The other reason, other than the screenshots, that I expected to see a PDF-driven digital edition upon opening the app, was that that other printing company, RR Donnelley, has a number of digital magazines under its own developer account in the Apple App Store and they are replicas (though one app, Hyundai AR, looks like an exception).
Upon opening the app for Milwaukee Magazine one is immediately invited to download a sample issue. The issue that downloads is from August and when it opened one could immediately see that the app used the Mag+ platform, which involves a plug-in for InDesign.

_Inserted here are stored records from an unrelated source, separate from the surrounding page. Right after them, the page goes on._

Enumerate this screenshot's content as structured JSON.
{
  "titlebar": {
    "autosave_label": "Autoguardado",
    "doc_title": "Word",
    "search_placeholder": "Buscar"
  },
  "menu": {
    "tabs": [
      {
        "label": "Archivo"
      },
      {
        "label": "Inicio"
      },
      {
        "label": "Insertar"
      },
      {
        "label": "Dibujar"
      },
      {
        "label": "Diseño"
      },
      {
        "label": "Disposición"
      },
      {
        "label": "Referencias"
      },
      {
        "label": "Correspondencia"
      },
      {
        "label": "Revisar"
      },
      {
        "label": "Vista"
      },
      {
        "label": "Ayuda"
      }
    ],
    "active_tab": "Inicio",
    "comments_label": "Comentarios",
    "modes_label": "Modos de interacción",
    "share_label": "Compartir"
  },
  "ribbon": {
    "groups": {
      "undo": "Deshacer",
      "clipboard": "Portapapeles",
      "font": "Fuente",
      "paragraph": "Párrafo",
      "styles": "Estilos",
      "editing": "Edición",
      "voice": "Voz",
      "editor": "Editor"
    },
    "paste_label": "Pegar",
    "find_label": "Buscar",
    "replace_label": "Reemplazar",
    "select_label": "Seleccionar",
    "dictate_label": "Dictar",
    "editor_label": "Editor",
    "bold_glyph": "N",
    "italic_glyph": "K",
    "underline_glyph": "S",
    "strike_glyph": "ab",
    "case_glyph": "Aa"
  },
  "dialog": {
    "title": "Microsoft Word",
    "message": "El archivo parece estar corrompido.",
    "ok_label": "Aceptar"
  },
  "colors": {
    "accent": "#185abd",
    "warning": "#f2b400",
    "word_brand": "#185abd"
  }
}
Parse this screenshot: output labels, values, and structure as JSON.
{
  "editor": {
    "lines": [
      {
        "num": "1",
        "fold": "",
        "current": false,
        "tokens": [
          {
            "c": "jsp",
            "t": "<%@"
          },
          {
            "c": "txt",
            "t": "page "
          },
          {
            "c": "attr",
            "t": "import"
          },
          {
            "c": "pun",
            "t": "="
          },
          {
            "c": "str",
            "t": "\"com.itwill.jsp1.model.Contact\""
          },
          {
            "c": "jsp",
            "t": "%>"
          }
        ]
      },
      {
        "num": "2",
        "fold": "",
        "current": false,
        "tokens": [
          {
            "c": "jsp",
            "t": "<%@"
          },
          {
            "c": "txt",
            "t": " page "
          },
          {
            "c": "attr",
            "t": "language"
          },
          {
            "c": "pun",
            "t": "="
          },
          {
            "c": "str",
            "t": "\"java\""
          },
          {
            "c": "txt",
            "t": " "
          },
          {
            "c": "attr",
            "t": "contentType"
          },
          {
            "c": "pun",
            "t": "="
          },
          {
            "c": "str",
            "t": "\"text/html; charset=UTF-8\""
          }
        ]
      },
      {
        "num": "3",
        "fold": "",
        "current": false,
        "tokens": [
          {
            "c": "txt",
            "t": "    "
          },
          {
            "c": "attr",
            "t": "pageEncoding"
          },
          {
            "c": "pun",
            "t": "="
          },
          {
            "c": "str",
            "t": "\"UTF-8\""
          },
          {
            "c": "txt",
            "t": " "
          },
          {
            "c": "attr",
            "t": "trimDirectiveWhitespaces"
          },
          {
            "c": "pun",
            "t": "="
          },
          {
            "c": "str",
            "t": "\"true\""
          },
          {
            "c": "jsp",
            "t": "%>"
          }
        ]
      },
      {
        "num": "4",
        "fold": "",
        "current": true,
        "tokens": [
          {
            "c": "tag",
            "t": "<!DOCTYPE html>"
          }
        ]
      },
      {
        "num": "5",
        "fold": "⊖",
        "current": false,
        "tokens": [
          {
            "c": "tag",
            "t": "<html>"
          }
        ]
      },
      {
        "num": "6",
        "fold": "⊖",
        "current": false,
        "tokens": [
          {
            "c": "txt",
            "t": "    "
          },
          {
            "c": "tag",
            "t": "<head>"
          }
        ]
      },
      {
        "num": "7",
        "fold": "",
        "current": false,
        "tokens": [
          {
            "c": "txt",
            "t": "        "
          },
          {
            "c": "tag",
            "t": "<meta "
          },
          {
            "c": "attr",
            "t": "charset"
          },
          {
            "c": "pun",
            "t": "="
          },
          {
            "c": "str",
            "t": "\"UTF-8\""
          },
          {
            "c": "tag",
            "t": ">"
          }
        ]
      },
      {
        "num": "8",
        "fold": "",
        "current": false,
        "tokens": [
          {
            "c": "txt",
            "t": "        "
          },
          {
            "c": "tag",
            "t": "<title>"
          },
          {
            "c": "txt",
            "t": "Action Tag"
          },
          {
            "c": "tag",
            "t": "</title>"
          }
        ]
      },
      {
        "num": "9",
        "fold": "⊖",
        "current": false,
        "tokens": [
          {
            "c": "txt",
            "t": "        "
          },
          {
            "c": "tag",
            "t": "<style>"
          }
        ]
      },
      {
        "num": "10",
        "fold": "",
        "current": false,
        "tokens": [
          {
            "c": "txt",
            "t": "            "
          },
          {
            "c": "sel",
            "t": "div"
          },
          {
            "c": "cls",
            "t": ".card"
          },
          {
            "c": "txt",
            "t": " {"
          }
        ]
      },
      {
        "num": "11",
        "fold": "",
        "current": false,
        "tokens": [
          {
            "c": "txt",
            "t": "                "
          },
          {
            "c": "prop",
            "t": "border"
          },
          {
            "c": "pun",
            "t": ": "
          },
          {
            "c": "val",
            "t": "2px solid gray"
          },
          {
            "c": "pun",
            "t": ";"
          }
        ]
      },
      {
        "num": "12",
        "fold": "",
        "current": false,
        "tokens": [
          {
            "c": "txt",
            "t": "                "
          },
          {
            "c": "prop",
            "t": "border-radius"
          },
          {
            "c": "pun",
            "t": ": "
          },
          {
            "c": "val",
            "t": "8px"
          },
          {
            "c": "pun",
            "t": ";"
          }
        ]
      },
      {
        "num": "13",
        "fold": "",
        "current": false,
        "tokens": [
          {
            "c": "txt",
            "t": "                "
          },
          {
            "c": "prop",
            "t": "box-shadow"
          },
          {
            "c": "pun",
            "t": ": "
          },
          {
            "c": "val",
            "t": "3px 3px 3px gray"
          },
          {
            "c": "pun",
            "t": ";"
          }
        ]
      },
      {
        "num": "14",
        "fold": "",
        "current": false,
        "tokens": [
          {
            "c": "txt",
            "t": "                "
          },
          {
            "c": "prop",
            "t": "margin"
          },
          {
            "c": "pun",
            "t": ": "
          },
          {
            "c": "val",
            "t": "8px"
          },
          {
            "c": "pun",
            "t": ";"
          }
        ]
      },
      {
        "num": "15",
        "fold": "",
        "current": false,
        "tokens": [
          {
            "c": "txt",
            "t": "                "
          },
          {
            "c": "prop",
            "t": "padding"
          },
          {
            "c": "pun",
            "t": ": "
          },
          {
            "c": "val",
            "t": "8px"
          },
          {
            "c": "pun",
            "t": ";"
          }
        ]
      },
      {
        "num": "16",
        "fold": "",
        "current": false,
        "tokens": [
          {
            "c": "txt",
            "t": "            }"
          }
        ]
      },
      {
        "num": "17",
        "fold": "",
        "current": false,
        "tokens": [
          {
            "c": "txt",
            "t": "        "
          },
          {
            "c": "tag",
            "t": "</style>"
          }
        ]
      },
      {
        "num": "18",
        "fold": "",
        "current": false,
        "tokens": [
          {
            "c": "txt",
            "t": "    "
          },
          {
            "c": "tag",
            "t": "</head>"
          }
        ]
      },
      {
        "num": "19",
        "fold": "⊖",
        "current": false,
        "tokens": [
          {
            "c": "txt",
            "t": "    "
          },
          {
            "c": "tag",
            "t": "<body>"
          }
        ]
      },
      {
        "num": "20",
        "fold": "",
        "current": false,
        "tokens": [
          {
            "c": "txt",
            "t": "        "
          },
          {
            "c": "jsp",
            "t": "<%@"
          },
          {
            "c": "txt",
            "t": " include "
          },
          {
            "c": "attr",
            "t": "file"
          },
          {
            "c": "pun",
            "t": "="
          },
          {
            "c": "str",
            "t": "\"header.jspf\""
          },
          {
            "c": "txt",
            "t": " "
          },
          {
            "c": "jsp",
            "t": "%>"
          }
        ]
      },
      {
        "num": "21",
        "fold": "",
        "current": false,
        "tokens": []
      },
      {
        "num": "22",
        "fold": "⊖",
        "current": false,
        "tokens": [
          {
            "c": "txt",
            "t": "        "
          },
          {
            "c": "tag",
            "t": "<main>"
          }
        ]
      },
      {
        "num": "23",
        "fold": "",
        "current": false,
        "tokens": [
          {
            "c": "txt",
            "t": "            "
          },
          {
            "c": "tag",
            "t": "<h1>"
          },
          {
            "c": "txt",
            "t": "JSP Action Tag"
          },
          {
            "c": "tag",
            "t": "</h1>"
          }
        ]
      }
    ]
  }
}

The digital editions are designed to be read in portrait, and so in this regard they are hybrid editions – with the advertising appearing as it would in print, but the editorial reformatted for the tablet. The result is an attractive digital edition.
Quad/Graphics is giving readers only one subscription option – an annual subscription at $19.99. Otherwise, individual issues can be bought for $4.99 a piece.
The only review for the app so far is a mixed one that asks how a current print subscriber could sign into the app to access issues. It appears that it can’t be done as there is no mention of this in the app description, nor in the app.
The “My Account” button at the bottom of the app’s library page takes you nowhere except to an error page – which, it must be admitted, is pretty creatively designed.
A couple of years ago one might have wondered if it is a good idea to not offer a monthly or six-month subscription option. Monthly subscriptions, after all, have driven quite a number of sales for magazine publishers.
But many publishers are finding that those monthly subscriptions are something like an albatross around their necks. The monthly option drove a lot of sales, but they are hard to maintain as Apple sends out push notifications each month to those subscribers reminding them of their renewal – a perfect reminder that they could cancel their subscriptions. But eliminating the monthly option means those readers would be instantly lost. There remains no mechanism to contact them directly to tell them to move to another option (something that would be in the best interest of both publishers and Apple to correct).